● ASSIGNMENT
Nothing but the lines holding the string "JSON" should appear in the answer. Copy them from the entries.

● DATA SUPPLIED

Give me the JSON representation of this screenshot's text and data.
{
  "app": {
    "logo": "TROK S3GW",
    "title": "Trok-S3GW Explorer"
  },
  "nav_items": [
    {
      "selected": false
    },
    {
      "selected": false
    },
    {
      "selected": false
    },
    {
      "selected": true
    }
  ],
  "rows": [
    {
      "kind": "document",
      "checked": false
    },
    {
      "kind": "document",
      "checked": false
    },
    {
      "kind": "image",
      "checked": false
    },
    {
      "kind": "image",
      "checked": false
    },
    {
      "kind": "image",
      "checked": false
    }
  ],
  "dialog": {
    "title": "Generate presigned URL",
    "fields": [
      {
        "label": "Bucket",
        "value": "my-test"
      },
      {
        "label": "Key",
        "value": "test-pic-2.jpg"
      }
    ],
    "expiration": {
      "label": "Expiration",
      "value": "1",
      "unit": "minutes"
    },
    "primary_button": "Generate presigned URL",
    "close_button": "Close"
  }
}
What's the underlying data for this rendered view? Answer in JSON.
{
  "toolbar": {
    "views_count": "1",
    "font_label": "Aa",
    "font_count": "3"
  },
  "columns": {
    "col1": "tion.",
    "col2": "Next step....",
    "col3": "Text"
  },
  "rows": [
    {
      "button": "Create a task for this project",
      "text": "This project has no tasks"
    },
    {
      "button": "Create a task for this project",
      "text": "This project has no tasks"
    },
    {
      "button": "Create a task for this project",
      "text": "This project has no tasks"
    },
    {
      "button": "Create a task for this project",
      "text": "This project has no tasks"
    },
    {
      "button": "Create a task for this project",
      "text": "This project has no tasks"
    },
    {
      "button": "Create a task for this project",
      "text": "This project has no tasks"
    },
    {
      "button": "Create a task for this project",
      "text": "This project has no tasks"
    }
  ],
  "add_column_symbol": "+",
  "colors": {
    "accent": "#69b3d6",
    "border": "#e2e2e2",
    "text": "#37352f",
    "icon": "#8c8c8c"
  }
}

● FINISHED EXERCISE
Give me the JSON representation of this screenshot's text and data.
What's the underlying data for this rendered view? Answer in JSON.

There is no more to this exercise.